■ What you should do
Except for the pictures, output the records in full and exactly.

-- Opening Marker --

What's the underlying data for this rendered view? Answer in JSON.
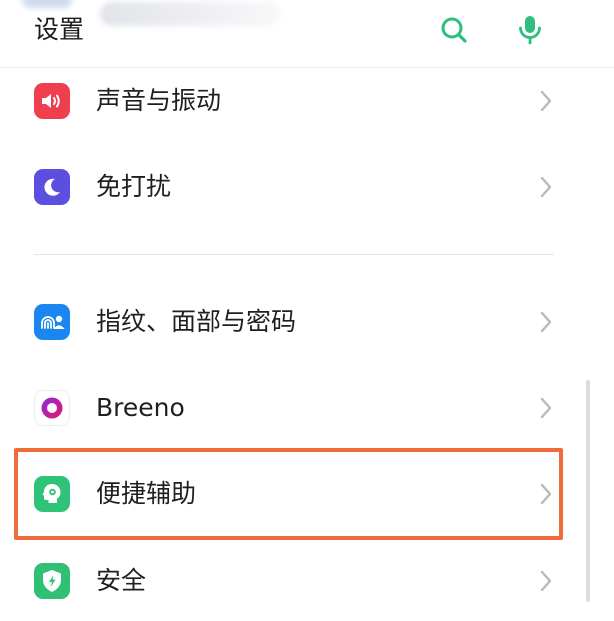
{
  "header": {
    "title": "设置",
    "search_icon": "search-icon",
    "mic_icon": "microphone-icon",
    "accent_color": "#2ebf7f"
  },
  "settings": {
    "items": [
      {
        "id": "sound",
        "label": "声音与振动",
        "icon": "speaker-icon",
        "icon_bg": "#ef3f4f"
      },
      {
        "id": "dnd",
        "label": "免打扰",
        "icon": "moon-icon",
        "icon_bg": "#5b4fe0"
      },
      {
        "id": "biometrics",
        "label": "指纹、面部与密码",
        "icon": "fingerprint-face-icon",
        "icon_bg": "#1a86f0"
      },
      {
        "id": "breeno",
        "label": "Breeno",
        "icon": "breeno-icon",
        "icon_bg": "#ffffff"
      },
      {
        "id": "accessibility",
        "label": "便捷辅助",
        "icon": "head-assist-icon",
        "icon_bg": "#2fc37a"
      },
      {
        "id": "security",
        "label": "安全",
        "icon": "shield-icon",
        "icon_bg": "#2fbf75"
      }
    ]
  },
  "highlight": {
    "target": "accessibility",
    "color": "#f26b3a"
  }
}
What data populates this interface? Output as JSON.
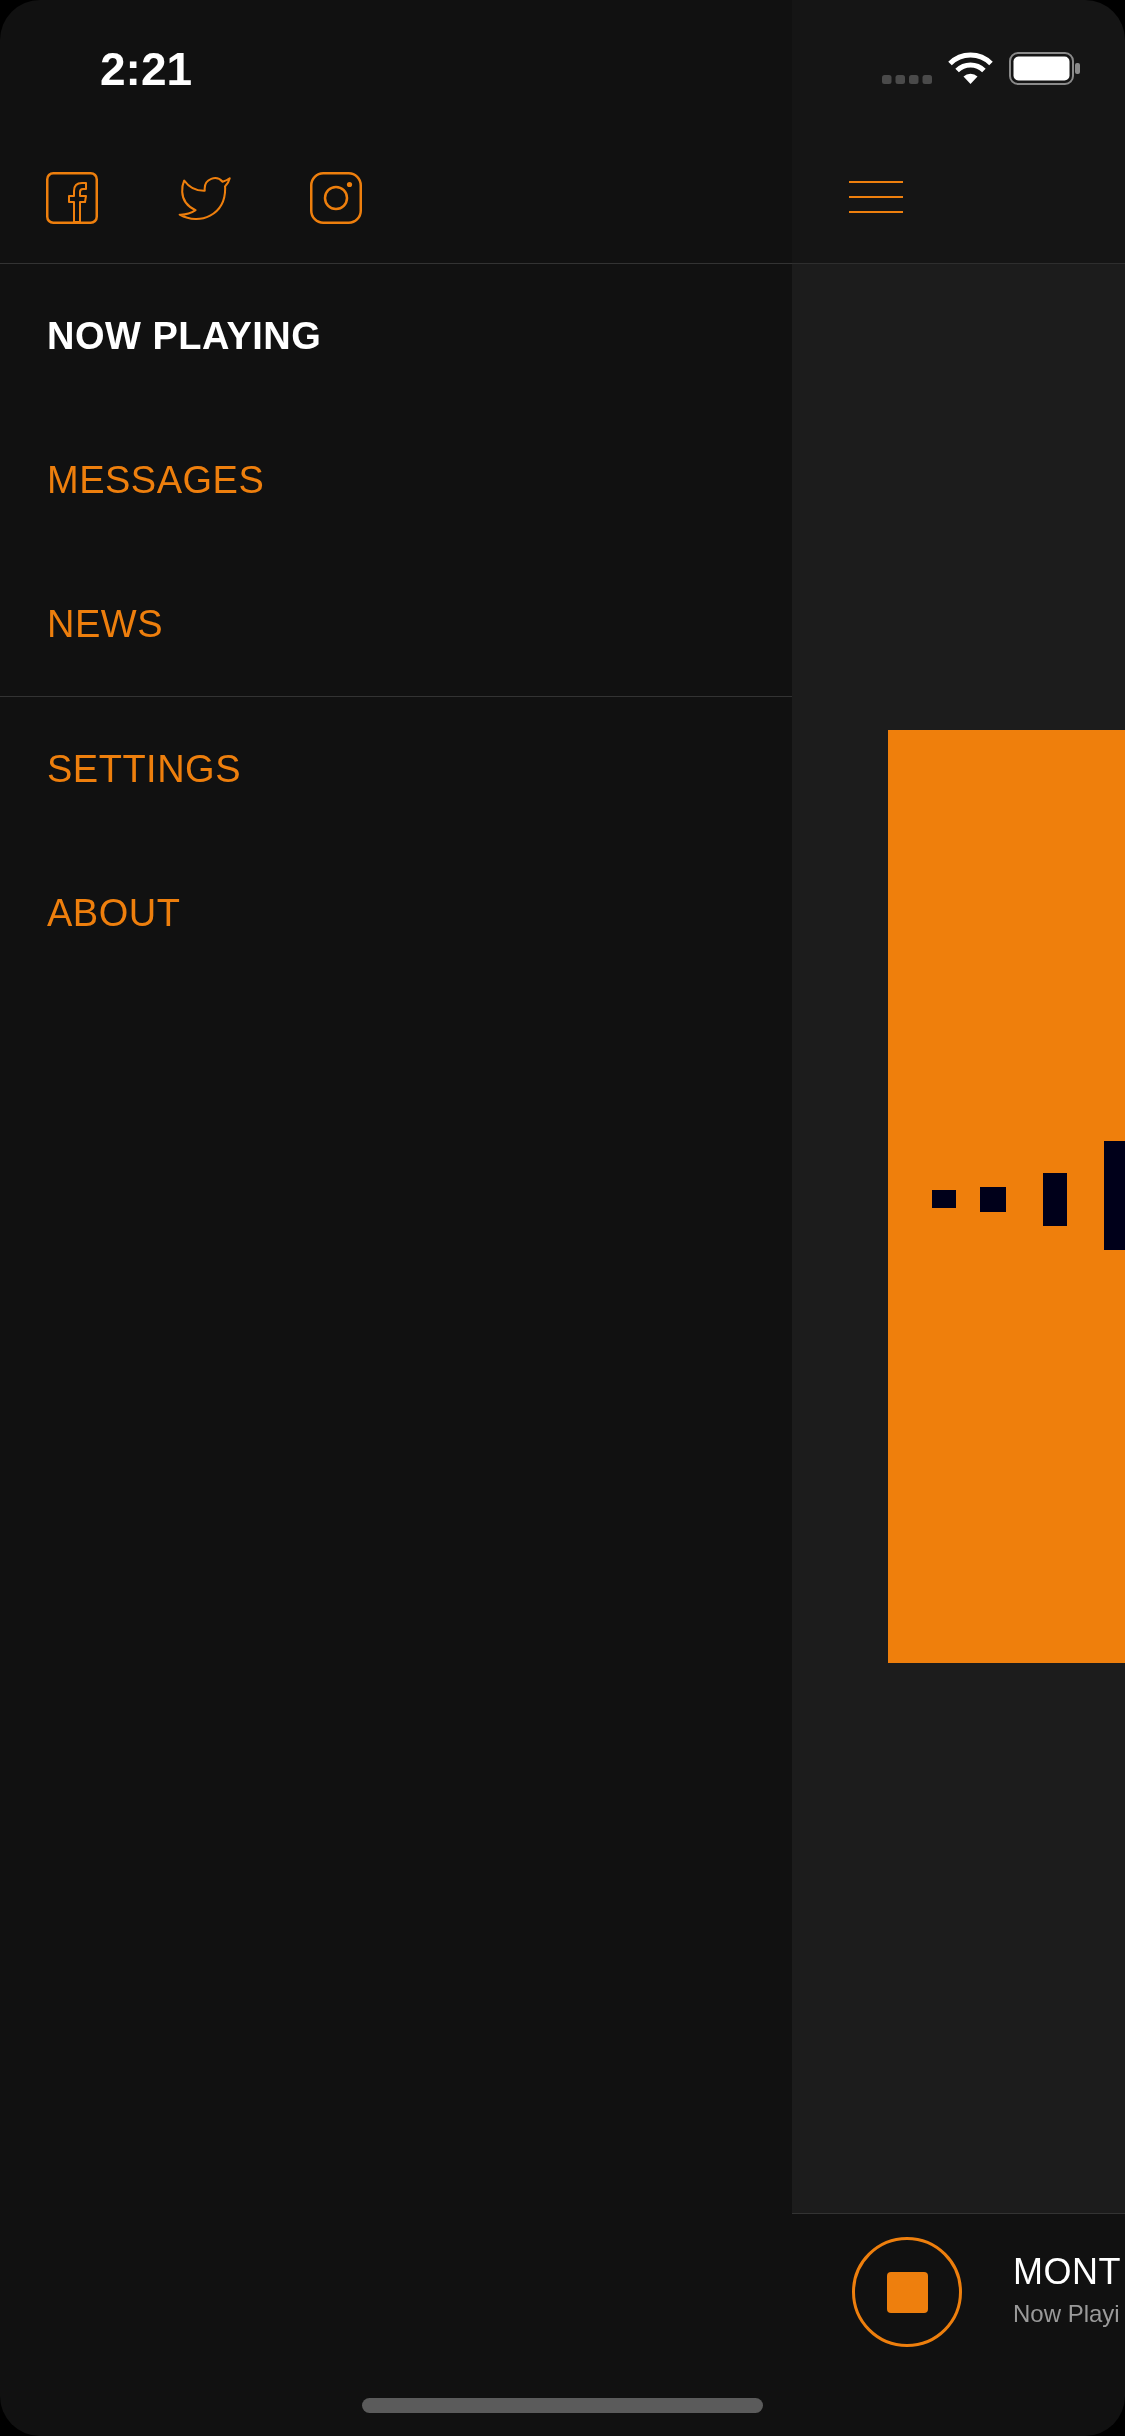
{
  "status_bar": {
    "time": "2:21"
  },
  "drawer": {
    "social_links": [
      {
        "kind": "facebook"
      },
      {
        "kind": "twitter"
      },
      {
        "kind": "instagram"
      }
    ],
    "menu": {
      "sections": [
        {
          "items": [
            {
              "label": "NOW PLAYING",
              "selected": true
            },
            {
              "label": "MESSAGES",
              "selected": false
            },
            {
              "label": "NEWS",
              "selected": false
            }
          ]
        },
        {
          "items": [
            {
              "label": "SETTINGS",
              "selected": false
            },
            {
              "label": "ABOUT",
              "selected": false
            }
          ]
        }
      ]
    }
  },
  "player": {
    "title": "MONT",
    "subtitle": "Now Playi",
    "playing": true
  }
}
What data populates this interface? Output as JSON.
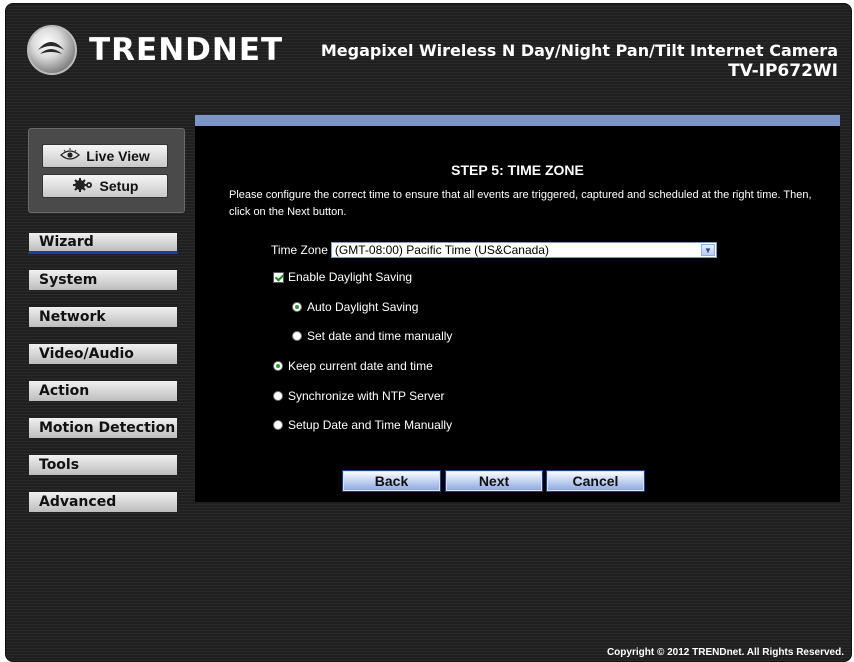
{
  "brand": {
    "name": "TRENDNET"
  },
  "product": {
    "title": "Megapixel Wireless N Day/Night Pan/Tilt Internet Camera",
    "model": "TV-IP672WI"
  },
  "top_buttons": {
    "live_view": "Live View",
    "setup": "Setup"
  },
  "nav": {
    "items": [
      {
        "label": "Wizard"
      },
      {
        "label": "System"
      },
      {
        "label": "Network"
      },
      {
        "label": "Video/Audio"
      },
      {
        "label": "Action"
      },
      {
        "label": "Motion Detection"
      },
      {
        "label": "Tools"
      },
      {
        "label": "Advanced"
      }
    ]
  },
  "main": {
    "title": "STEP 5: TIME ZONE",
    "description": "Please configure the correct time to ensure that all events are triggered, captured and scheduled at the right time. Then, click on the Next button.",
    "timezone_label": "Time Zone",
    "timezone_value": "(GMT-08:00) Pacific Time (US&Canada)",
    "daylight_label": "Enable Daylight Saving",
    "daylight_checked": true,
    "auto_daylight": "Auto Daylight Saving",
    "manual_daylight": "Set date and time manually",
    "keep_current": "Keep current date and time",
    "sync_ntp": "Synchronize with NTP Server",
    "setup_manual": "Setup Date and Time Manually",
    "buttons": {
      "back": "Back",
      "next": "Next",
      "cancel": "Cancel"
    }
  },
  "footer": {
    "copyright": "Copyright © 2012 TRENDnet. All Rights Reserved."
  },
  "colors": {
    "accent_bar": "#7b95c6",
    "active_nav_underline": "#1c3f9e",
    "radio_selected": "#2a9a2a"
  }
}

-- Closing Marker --

■ Written answer
What's the underlying data for this rendered view? Answer in JSON.
{
  "header": {
    "title": "设置",
    "search_icon": "search-icon",
    "mic_icon": "microphone-icon",
    "accent_color": "#2ebf7f"
  },
  "settings": {
    "items": [
      {
        "id": "sound",
        "label": "声音与振动",
        "icon": "speaker-icon",
        "icon_bg": "#ef3f4f"
      },
      {
        "id": "dnd",
        "label": "免打扰",
        "icon": "moon-icon",
        "icon_bg": "#5b4fe0"
      },
      {
        "id": "biometrics",
        "label": "指纹、面部与密码",
        "icon": "fingerprint-face-icon",
        "icon_bg": "#1a86f0"
      },
      {
        "id": "breeno",
        "label": "Breeno",
        "icon": "breeno-icon",
        "icon_bg": "#ffffff"
      },
      {
        "id": "accessibility",
        "label": "便捷辅助",
        "icon": "head-assist-icon",
        "icon_bg": "#2fc37a"
      },
      {
        "id": "security",
        "label": "安全",
        "icon": "shield-icon",
        "icon_bg": "#2fbf75"
      }
    ]
  },
  "highlight": {
    "target": "accessibility",
    "color": "#f26b3a"
  }
}
What data populates this interface? Output as JSON.
{
  "status_bar": {
    "time": "2:21"
  },
  "drawer": {
    "social_links": [
      {
        "kind": "facebook"
      },
      {
        "kind": "twitter"
      },
      {
        "kind": "instagram"
      }
    ],
    "menu": {
      "sections": [
        {
          "items": [
            {
              "label": "NOW PLAYING",
              "selected": true
            },
            {
              "label": "MESSAGES",
              "selected": false
            },
            {
              "label": "NEWS",
              "selected": false
            }
          ]
        },
        {
          "items": [
            {
              "label": "SETTINGS",
              "selected": false
            },
            {
              "label": "ABOUT",
              "selected": false
            }
          ]
        }
      ]
    }
  },
  "player": {
    "title": "MONT",
    "subtitle": "Now Playi",
    "playing": true
  }
}
What data populates this interface? Output as JSON.
{
  "brand": {
    "name": "TRENDNET"
  },
  "product": {
    "title": "Megapixel Wireless N Day/Night Pan/Tilt Internet Camera",
    "model": "TV-IP672WI"
  },
  "top_buttons": {
    "live_view": "Live View",
    "setup": "Setup"
  },
  "nav": {
    "items": [
      {
        "label": "Wizard"
      },
      {
        "label": "System"
      },
      {
        "label": "Network"
      },
      {
        "label": "Video/Audio"
      },
      {
        "label": "Action"
      },
      {
        "label": "Motion Detection"
      },
      {
        "label": "Tools"
      },
      {
        "label": "Advanced"
      }
    ]
  },
  "main": {
    "title": "STEP 5: TIME ZONE",
    "description": "Please configure the correct time to ensure that all events are triggered, captured and scheduled at the right time. Then, click on the Next button.",
    "timezone_label": "Time Zone",
    "timezone_value": "(GMT-08:00) Pacific Time (US&Canada)",
    "daylight_label": "Enable Daylight Saving",
    "daylight_checked": true,
    "auto_daylight": "Auto Daylight Saving",
    "manual_daylight": "Set date and time manually",
    "keep_current": "Keep current date and time",
    "sync_ntp": "Synchronize with NTP Server",
    "setup_manual": "Setup Date and Time Manually",
    "buttons": {
      "back": "Back",
      "next": "Next",
      "cancel": "Cancel"
    }
  },
  "footer": {
    "copyright": "Copyright © 2012 TRENDnet. All Rights Reserved."
  },
  "colors": {
    "accent_bar": "#7b95c6",
    "active_nav_underline": "#1c3f9e",
    "radio_selected": "#2a9a2a"
  }
}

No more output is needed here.